Mémé Thorne is a well-established actor in Australia. She’s also an arts enthusiast, and at the Wanganeen opening she promised she’d introduce me to life in the area once she got back from a hiking expedition in Asia.
New Year’s Day I received a text from Mémé. She wanted to know if I was ready to visit some winery cellar doors to ring in the new year? I said Yes and she arrived in 15 minutes.
Magpie Springs and Small World
I climbed into Mémé’s custom-plated Honda and we headed to Avril Thomas’s Magpie Springs. Avril made us coffee and opened the gallery space just for us. It’s currently exhibiting Small World, a collection of 240 postcard-sized works by 200 artists from around the world. The show closes January 15, 2017.
The works are an even mix of local and international artists working in water colours, oil, acrylic, pencil, mixed media, and other media. It includes a beautiful piece by Avril Thomas, herself a portrait artist.
Avril toured Mémé and me around the property, including her studio. There she showed us all the envelopes that the small works arrived in, including a stamp-covered envelope from the USA.
Magpie Spring’s cellar door was not open for business, but Avril did show us a surprise in the corner of the property: an impressive bouldering/climbing wall. I used to live with a climber, and Devin would have been smacking his lips at this wall.
K1 Geoff Hardy Wines and D’Arenberg
“I want to see the Cube,” Mémé enthused as she steered her car north on Olivers Road. “I’m hoping it might be open by now.”
The D’Arenberg Cube is a radical structure that D’Arenberg Winery has almost completed. It sits atop acres of vineyards and it looks like a Rubik’s Cube, mid-roll. Adelaide’s InDaily.com.au calls it a “Willy Wonka’s Wine Factory.”
D’Arenberg wasn’t open either, but Mémé recommended I return there with someone willing to buy me a posh lunch.
Coriole Vineyards and Samuel’s Gorge
We had better luck at our next two stops. Coriole Vineyards‘ terrace restaurant was hopping and I was able to catch a few tastes of Coriole’s rosé and Fiano—an Italian-style white wine I hadn’t heard of before.
A few vineyards over, we parked under a tree at Samuel’s Gorge winery, named for the serpentine Onkaparinga Gorge that it perches over. It was busy here too, but I managed to sample a few reds including their Grenache, Tempranillo, and Mourverdre.
Red Poles (Brick Kiln Shiraz)
Ready for a snack to accompany our next tasting, Mémé and I rounded off the day with a garden table at Red Poles (Brick Kiln Shiraz). It’s a woody, funky, relaxed place with cheese and paté platters and a very tasty sparkling Shiraz.

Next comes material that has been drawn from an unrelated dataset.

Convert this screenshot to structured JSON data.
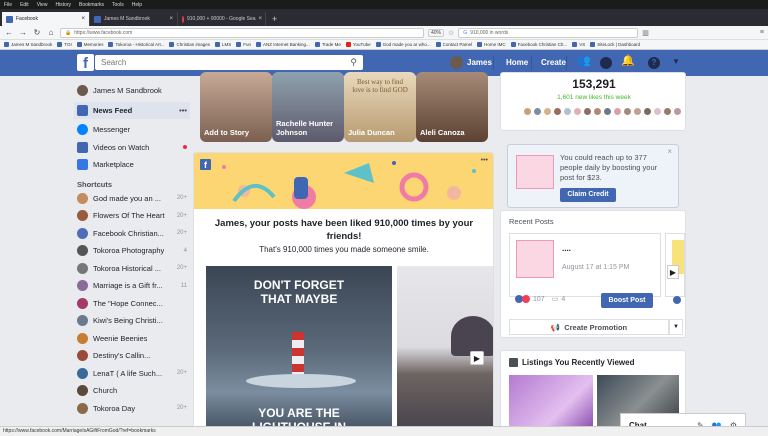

As we chatted and chewed, Leith from a nearby table came over to say hello. He introduced himself as the Willunga Postmaster and said he and his partner Sue lived in Willunga’s old Post Office and Telegraph building. He invited Mémé and me for coffee the next morning and we gladly accepted.